Seven consecutive games on the road over 14 days didn’t deflate the Wild. Instead, winning five moved it near the top of the NHL’s hierarchy as the second-best team in the Western Conference.
Maintaining that position or even continuing to climb now that the group has returned home won’t be easy, not when its first test back at Xcel Energy Center Tuesday is against superstar Alex Ovechkin and the reigning Stanley-Cup champion Capitals.
But the confidence the Wild earned while out on the road could help it settle back into familiar territory, with six of the next seven in St. Paul — another stretch that has the potential to stoke its win and point totals.
“When you get winning and the guys are playing together, it doesn’t seem to matter which direction the game seems to be going,” goalie Devan Dubnyk said. “You just believe you’re going to get the job done at the end. That’s the feeling we have right now.”
The team flexed that swagger throughout the past two weeks.
There was the back-and-forth tug of war with the Oilers on Oct. 30 that the Wild ultimately secured 4-3, an authoritative 5-1 thrashing of the Blues on Nov. 3 that ranks among the best performances of the season and a methodical 3-1 comeback against the Kings last Thursday.
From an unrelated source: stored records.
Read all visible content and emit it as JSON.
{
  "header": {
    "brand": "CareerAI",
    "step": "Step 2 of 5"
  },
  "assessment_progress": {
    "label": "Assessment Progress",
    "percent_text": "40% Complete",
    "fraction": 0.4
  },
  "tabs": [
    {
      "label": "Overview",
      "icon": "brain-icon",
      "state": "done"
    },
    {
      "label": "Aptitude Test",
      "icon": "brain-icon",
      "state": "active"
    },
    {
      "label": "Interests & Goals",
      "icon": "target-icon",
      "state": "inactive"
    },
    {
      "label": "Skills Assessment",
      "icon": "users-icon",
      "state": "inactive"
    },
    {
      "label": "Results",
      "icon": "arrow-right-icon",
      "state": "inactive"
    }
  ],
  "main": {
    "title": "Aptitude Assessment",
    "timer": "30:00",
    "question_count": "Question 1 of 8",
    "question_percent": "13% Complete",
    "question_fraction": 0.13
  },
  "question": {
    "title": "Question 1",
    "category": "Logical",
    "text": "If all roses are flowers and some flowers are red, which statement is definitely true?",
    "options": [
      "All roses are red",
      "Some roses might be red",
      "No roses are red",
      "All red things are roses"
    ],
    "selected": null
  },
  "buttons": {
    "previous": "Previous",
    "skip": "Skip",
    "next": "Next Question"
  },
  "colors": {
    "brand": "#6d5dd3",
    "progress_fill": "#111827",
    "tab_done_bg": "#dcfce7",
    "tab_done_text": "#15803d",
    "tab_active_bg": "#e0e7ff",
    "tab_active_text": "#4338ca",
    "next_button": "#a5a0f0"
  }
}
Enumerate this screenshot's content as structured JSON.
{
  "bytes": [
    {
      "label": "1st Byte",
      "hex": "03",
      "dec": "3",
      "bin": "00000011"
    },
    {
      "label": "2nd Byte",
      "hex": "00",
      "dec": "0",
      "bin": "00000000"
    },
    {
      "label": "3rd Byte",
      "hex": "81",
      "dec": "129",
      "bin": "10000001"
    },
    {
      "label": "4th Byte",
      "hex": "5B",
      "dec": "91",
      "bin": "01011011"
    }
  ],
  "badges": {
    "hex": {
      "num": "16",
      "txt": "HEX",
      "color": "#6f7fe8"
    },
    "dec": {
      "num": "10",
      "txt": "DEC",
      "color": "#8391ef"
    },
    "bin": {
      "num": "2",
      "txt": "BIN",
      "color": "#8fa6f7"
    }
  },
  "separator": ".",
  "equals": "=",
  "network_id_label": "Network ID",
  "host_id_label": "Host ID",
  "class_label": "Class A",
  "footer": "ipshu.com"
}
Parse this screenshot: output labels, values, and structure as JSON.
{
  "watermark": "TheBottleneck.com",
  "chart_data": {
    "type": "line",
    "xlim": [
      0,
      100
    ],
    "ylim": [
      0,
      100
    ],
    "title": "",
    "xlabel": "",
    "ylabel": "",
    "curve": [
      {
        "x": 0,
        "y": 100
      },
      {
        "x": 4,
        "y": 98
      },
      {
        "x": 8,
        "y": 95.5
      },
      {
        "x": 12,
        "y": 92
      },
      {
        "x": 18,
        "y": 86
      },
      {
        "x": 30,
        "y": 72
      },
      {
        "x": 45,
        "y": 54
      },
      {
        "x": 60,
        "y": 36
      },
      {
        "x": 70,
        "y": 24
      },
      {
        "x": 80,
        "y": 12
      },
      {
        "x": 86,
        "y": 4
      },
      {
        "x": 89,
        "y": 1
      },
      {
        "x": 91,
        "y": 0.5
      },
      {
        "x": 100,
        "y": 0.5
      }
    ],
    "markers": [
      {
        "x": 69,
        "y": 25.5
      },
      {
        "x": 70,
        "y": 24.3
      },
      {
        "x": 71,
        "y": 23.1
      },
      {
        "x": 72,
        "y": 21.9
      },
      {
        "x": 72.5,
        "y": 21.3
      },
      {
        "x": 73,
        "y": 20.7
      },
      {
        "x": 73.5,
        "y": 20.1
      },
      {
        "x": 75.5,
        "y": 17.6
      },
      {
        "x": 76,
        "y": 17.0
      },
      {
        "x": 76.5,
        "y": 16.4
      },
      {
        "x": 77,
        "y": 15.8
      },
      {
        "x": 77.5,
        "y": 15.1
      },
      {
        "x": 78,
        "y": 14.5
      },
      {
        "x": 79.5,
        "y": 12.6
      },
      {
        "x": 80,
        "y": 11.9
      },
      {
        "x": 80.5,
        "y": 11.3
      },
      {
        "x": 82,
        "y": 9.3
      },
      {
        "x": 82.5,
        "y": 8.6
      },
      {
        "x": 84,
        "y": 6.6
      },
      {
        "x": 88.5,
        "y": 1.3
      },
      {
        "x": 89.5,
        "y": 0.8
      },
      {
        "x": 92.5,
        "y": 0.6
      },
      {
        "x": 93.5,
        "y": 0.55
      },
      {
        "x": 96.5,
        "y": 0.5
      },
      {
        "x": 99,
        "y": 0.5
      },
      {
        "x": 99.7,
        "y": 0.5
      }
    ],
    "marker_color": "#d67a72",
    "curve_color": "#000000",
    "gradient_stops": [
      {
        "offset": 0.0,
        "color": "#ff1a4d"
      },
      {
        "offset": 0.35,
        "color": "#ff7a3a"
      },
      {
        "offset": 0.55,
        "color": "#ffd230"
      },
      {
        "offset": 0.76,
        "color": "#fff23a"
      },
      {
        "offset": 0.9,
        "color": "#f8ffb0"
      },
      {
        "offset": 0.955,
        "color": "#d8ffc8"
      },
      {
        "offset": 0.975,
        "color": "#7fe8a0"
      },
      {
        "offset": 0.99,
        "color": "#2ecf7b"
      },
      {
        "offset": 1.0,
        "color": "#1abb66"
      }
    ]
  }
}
More recently, the Wild was dominant for long spurts in another signature 5-1 victory — over the Ducks on Friday — and it was gutsy in coming from behind to win 3-2 on Sunday in St. Louis when the group looked weary of the road.
Following that effort, the Wild sat a league-best 8-3-1 when the opposition scores first.
“[That] was a hard game,” said winger Zach Parise, who scored the Wild’s first goal against the Blues. “The end of road trips are always tough. Not to make excuses, but with the travel [Saturday from California] and the early game, it was a challenge. I thought we played pretty smart for the most part and didn’t get ourselves into trouble up the ice and blocked shots and scrambled and got ourselves the win.”
What was clear by the end of this road swing was how much the team counted on everyone; only the first defensive pairing of Ryan Suter and Matt Dumba exceeded 20 minutes of ice time Sunday. Center Eric Staal logged the most among the forwards, at 18:43, and all 12 up top skated at least 10 minutes.
“I’ve got confidence playing all four lines in any situation,” coach Bruce Boudreau said. “Whether you score or you don’t, if you do positive things for the team and you have that four-line mentality and six-defense mentality, you can do a lot of damage.”
One forward in particular, though, is on a tear, and that’s winger Mikael Granlund.
He leads the team in goals (10) and points (18) after shining on the road where he had five goals (two game-winners) and nine points.
After going pointless in the first three games of the season, Granlund has tallied at least a point in all but one ensuing game.
“You just try to work hard,” he said. “There’s little things you always try to do better. I think as a whole team, we’re playing much better. It felt like the first few games we didn’t even really touch the puck the whole game. We’re just playing much better. We’re creating some more chances. At the same time, pucks are really going in right now.”
A 1-2-2 start isn’t disastrous, but the Wild has improved plenty since then. And with the club the only one in the NHL to not suffer a regulation loss at home yet amid a 5-0-2 record, its evolution can certainly continue these next few weeks.
“We’re coming together as a team here,” defenseman Nick Seeler said. “You just see it on the ice. Even when we get down a goal, we don’t panic. I think we almost come together more and start working to get that next one. We showed a lot this trip, and [we’re] looking forward to being home for a little bit.”